(Entries from a dataset of interfaces)
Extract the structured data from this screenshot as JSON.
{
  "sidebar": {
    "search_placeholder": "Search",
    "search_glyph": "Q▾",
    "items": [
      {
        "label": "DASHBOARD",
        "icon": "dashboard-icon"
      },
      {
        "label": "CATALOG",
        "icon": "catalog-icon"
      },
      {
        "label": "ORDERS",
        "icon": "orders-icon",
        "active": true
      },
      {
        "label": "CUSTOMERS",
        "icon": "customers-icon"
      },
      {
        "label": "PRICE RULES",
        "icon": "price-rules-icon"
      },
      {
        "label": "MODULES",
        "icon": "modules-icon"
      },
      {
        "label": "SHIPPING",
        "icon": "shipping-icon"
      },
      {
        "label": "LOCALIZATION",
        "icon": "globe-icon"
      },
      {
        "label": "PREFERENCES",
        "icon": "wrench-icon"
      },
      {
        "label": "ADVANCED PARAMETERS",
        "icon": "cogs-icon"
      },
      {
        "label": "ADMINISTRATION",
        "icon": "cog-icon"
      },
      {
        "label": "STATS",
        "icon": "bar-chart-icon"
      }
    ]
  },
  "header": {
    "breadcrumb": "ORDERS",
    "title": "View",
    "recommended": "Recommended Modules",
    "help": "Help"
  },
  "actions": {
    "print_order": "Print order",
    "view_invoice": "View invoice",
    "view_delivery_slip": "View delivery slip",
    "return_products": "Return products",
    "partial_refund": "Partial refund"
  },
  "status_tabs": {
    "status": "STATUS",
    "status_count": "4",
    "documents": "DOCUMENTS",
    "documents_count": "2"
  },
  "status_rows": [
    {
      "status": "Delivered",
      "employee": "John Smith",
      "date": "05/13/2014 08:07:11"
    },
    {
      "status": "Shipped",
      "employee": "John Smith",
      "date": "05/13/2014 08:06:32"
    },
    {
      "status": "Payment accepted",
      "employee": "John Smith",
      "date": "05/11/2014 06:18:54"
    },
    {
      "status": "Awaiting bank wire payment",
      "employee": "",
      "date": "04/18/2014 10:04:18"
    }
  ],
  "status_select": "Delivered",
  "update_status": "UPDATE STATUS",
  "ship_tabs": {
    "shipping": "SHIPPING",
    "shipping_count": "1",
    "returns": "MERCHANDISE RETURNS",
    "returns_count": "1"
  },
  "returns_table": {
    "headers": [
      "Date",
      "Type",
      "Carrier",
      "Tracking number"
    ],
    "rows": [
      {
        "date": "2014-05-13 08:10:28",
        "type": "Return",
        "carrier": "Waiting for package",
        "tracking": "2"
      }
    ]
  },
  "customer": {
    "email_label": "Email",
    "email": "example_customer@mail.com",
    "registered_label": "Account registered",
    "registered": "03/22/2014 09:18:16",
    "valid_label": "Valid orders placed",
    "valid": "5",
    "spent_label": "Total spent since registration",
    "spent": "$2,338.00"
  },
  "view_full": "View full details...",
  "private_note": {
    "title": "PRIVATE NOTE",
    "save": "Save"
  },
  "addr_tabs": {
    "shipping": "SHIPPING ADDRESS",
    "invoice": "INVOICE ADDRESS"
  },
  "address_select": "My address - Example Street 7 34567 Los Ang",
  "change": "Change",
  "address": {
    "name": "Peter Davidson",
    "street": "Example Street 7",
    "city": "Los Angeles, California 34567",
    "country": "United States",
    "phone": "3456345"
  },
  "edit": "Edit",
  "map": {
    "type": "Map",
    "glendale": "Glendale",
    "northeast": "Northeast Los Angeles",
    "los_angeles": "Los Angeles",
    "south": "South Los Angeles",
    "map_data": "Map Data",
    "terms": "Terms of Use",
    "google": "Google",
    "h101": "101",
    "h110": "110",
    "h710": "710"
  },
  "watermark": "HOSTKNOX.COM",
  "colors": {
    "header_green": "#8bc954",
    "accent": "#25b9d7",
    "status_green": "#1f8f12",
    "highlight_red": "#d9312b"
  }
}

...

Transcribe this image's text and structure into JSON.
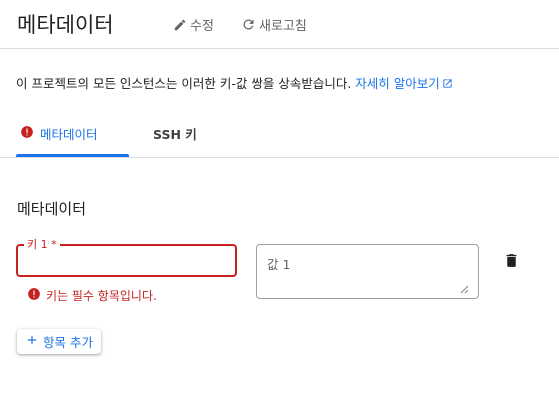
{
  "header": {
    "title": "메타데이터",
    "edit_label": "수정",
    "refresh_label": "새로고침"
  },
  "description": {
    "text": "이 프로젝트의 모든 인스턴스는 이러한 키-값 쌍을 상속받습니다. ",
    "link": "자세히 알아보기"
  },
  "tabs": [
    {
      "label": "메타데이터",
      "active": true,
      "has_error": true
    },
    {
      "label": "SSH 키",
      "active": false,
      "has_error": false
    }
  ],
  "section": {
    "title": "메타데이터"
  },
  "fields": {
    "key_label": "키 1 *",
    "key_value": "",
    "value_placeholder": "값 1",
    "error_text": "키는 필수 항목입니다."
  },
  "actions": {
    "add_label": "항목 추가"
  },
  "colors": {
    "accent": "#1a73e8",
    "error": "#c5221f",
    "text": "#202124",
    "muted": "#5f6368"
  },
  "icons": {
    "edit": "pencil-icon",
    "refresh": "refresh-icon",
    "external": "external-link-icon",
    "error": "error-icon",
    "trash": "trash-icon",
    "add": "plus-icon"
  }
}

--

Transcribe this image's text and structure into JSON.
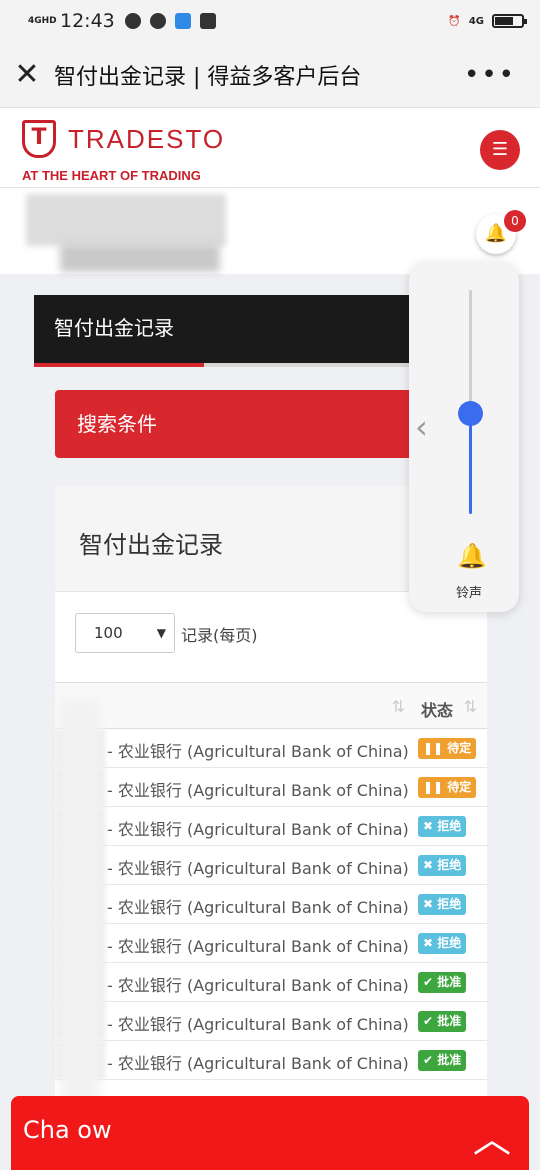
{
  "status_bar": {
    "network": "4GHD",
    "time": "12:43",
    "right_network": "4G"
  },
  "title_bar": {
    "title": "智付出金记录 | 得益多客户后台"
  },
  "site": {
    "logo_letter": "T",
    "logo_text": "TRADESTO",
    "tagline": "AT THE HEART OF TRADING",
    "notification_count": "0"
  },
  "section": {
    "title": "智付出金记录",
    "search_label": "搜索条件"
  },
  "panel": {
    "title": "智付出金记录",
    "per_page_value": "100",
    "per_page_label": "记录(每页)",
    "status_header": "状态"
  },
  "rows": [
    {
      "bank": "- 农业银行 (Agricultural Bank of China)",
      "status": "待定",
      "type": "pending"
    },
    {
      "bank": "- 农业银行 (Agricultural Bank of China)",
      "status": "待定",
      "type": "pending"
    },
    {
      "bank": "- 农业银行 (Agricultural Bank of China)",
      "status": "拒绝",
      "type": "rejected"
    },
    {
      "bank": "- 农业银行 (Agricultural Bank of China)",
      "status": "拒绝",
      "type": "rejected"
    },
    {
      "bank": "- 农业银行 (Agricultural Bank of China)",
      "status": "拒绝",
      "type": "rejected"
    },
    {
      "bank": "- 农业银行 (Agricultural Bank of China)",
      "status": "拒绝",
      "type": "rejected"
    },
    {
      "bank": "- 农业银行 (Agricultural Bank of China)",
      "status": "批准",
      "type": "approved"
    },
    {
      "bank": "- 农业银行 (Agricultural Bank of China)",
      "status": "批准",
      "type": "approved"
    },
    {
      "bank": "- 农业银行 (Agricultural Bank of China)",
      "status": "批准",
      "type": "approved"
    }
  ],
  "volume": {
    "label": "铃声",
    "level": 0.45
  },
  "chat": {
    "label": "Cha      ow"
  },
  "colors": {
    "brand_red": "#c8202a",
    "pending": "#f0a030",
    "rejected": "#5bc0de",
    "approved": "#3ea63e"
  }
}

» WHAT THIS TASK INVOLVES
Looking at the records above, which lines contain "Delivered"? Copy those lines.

» YOUR SOLUTION
      "status": "Delivered",
  "status_select": "Delivered",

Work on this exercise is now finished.